The investigation here presented is centred on the two-phase flow-process that takes place in the premixer section of the new Fiat-Avio aero-engine burner, with a two-swirler, inward-flow configuration and liquid fuel injection from a single, conical-spray injector located on the centreline.

The primary objective of significantly reducing the pollutant emissions, particularly in terms of NOx and CO, has addressed the overall design strategy toward a so-called LPP (lean premixing prevaporising) solution, which, by itself, specifies the expected performance but does not help configuring any specific geometry.

The burner-optimisation strategy here pursued is based on the performance trend-capturing concept, wherein a “targeted” sequential application is performed, of a time-dependent 3D Navier-Stokes solver, in order to reach the expected design and operational objectives.

These latter are essentially those of:

• an adequate level to be attained for the vaporisation and premixing process

• a safe stability-margin of the overall flow process

• and a proper swirl level of the flow at premixer outlet

The burner-design strategy was pursued by means of an extensive, sequential application of NastComb, a 3D, “ALE” (Arbitrary Lagrangian Eulerian) time-dependent Navier-Stokes solver for turbulent multi-phase reactive flows which, since more than twelve years, is undergoing a continuous development at DIMSET mainly for gas turbine combustor analysis, both in unreactive and reactive situations (see Refs. already given).

The turbulence scheme is quite peculiar: it solves a 3-equation time-dependent TSDIA-consistent model (Two-Scale Direct Interaction Approximation), extended to treat compressible, variable-density turbulence by means of an MTS procedure (Markovianised Two-Scale). A recent ensemble-average reformulation of the code’s previous favre-averaged scheme has allowed NastComb to acquire VLES (Very Large Eddy Simulation) capability.

The ensemble-averaged (unreactive) governing eqs., together with the three-eq. turbulence model, are as follows:

With reference to liquid-fuel spray modelisation, NastComb implements a rather advanced scheme, wherein a solution is pursued in terms of a droplet probability distribution function f involving 10 independent variables in addition to time, namely the position vector, the velocity vector, the droplet radius, the droplet temperature, the distortion from sphericity y (governing secondary break-up, typically for y>1.0) and its time rate of change.
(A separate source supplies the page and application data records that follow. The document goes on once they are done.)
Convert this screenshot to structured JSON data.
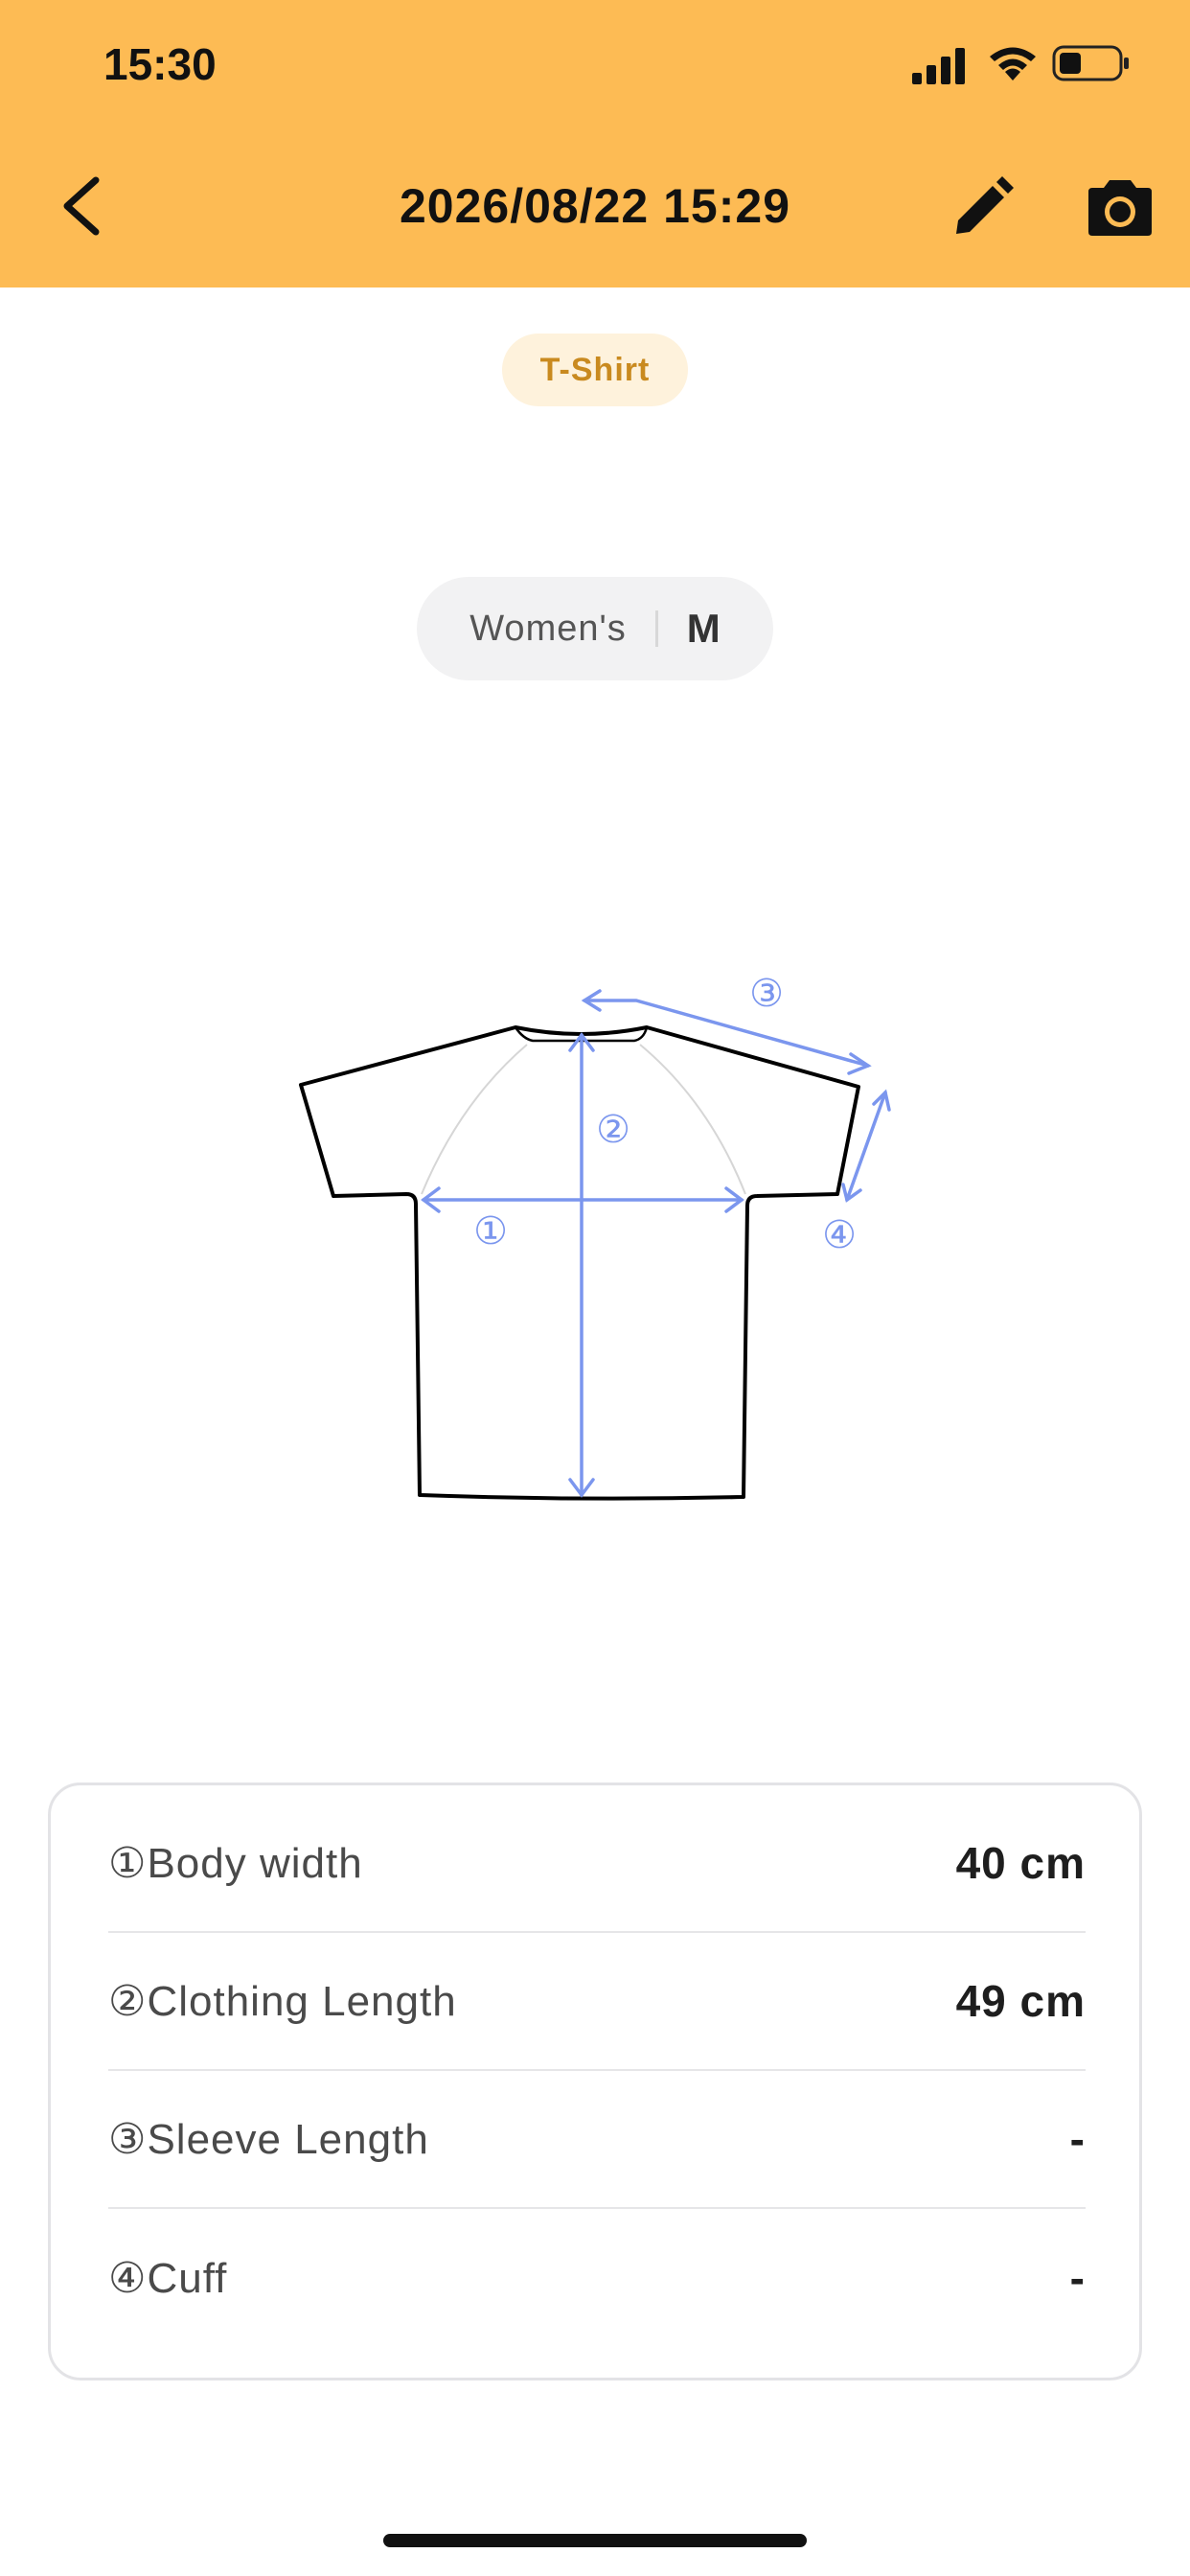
{
  "status_bar": {
    "time": "15:30"
  },
  "nav": {
    "title": "2026/08/22 15:29"
  },
  "category": {
    "label": "T-Shirt"
  },
  "size": {
    "gender": "Women's",
    "value": "M"
  },
  "diagram": {
    "markers": [
      "①",
      "②",
      "③",
      "④"
    ],
    "line_color": "#7B96EE",
    "outline_color": "#000000"
  },
  "measurements": [
    {
      "label": "①Body width",
      "value": "40 cm"
    },
    {
      "label": "②Clothing Length",
      "value": "49 cm"
    },
    {
      "label": "③Sleeve Length",
      "value": "-"
    },
    {
      "label": "④Cuff",
      "value": "-"
    }
  ],
  "colors": {
    "header": "#FDBB54",
    "chip_bg": "#FEF2DC",
    "chip_text": "#C98A1F"
  }
}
The time evolution of the droplet pdf (i.e. the function f ) is obtained by solving a form of the spray equation inclusive of the droplet source terms, produced by collisional and aerodynamic break-up processes.

In order to take care, in a more specific fashion, of the peculiar characteristics of the gas-turbine burners, the spray model already implemented in NastComb code, has been extended and optimized, along the following lines.

Nastcomb was originally provided with the so called TAB model (or Taylor Analogy Break-up model). The analogy between a deforming drop and a spring-mass system leads to a differential equation for the description of the temporal evolution of the deformation occurring on the surface of a liquid droplet:

The break up time of a blob, that is the time before the instability has reached a relevant dimension, is then given by:

Once a blob has broken up, new droplets have to be created with a radius that is related with the faster wavelength:

B0 is a constant parameter of order unity which has to be determined through experimental results (such as B1 in the previous formulation).

While the blobs primary break up is mainly influenced by the Kelvin-Helmholtz waves grow-up process, the secondary break up of the droplets, formed from the blobs, can be modeled considering also other types of instabilities, such as the so called Rayleigh-Taylor instability, connected with the acceleration experimented by the liquid. In the same way as before, expression for the faster growing wave characteristic and for the relative breakup time are derived from a mathematical model.

The introduction of this new breakup model in NastComb code has enhanced its flexibility: indeed, different complementary breakup models, that can be used separately or partially overlapped, can better capture the many different physical aspects involved in the problems of jet and spray breakup.